DeKalb County residents face an April 2 deadline to claim their Homestead Exemption, an opportunity for significant savings on their property tax bills. Even though Tucker is an incorporated City within DeKalb and has a zero-millage rate, Tucker homeowners can still apply for the Homestead Exemption, if they haven’t already in the past.
Sheri Boritz from the DeKalb Tax Commissioner’s Office took time to address some frequently asked questions about the Homestead Exemption.
Q: What is the Homestead Exemption?
A: It’s actually something that everyone who owns and resides at their house is entitled to have. It usually saves the homeowner about a third of the annual taxes and all they have to do is fill out a one-page form, which can be done on our website. Your car tags have to be registered there and you have to file income taxes from that property. Other than that, you get to have that savings for as long as you own and reside at that house.
Q: How are owners of multiple properties affected?
A: If you own multiple properties, you can only live in one. So that’s the one that you have a homestead in. Any other properties that you have, whether they be rental properties or business properties, would not be entitled to the savings.
Q: How do you apply for a Homestead Exemption?

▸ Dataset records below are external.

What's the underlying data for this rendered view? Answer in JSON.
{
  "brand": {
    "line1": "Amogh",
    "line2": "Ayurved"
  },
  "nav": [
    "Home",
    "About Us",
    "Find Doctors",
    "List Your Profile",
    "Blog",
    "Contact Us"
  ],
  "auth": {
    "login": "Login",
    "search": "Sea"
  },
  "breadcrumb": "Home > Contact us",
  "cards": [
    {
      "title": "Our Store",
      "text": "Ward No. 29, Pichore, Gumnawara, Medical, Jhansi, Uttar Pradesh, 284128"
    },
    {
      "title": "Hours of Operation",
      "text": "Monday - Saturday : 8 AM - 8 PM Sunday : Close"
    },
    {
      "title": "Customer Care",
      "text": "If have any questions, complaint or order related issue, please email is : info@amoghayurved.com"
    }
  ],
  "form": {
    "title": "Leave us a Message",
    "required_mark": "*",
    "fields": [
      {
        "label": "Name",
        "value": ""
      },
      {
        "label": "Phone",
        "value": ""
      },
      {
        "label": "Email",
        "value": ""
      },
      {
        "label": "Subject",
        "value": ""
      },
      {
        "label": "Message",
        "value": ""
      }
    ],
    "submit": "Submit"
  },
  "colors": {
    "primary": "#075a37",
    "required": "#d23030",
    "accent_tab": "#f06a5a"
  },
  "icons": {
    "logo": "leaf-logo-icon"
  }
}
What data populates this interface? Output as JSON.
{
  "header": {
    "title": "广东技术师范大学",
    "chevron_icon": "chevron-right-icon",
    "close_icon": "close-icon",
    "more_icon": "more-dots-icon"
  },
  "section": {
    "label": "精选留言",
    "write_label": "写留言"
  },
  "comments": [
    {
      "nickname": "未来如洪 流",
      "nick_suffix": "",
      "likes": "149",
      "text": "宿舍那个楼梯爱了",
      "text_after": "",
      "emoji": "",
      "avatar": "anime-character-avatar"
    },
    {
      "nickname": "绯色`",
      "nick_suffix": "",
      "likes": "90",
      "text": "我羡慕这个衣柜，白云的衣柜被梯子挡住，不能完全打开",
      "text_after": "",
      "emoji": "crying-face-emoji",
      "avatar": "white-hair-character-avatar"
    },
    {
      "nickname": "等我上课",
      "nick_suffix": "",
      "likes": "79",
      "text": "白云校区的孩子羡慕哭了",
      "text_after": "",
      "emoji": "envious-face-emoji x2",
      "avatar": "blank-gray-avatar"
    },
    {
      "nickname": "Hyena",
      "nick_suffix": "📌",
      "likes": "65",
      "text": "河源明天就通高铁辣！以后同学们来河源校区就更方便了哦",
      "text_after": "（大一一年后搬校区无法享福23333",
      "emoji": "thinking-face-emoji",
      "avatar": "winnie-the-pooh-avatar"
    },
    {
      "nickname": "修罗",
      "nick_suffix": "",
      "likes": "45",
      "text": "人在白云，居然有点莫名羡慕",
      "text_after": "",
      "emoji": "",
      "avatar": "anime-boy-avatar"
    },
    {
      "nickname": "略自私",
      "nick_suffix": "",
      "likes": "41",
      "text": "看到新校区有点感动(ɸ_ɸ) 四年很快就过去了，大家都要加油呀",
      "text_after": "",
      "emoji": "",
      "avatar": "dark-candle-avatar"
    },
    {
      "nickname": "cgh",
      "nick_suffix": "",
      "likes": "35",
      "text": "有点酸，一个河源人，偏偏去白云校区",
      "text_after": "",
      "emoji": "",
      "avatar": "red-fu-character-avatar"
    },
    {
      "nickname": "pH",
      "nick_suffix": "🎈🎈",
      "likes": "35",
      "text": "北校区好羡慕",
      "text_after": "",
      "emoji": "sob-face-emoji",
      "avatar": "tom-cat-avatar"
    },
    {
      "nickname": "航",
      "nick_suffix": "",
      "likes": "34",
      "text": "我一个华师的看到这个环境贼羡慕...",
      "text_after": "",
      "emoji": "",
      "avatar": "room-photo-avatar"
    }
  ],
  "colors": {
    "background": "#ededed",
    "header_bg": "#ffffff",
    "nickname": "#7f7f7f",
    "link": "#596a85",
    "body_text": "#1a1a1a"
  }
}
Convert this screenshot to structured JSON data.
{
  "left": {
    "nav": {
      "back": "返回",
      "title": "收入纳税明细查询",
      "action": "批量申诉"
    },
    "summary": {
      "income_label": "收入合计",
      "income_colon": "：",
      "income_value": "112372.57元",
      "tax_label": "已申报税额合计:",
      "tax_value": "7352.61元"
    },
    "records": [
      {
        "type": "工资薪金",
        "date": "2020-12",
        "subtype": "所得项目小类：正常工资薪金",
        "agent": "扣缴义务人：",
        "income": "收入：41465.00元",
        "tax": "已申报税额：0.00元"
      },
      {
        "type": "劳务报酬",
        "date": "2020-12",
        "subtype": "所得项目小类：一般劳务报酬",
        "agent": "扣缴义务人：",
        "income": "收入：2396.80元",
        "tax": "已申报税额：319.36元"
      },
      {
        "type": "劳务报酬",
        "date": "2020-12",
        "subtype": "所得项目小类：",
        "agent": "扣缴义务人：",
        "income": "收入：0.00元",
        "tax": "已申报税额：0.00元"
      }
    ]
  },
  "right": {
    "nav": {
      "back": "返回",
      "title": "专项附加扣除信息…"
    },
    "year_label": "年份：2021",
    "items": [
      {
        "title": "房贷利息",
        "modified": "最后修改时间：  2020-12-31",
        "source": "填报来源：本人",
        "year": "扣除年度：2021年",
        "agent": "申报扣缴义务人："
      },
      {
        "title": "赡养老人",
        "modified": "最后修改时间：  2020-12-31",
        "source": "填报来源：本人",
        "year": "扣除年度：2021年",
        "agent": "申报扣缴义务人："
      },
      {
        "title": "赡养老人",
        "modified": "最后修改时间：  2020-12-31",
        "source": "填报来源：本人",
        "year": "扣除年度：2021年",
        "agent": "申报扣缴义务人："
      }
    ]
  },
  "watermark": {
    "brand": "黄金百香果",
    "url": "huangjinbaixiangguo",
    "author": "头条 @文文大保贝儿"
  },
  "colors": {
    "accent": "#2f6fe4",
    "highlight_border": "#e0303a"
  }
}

A: The easiest thing to do is go to our website, which is dekalbtax.org and you can fill out the form online. You’ll get a confirmation email within about 30 seconds. You’ll see the savings at first on your assessment notice when it comes out in June and then again when the tax bill comes out in August.
Q: Does the Homestead Exemption apply to residents in the City of Tucker even though the City has a zero-millage rate?
A: A Homestead Exemption is built into the legislation that created the City. It works the same way as the County exemption. Right now, we are processing all of those City exemptions in conjunction with the County exemption. If you already had a County exemption when Tucker got created, we’re going ahead and automatically applying the Tucker exemption. So, there’s nothing anybody has to do.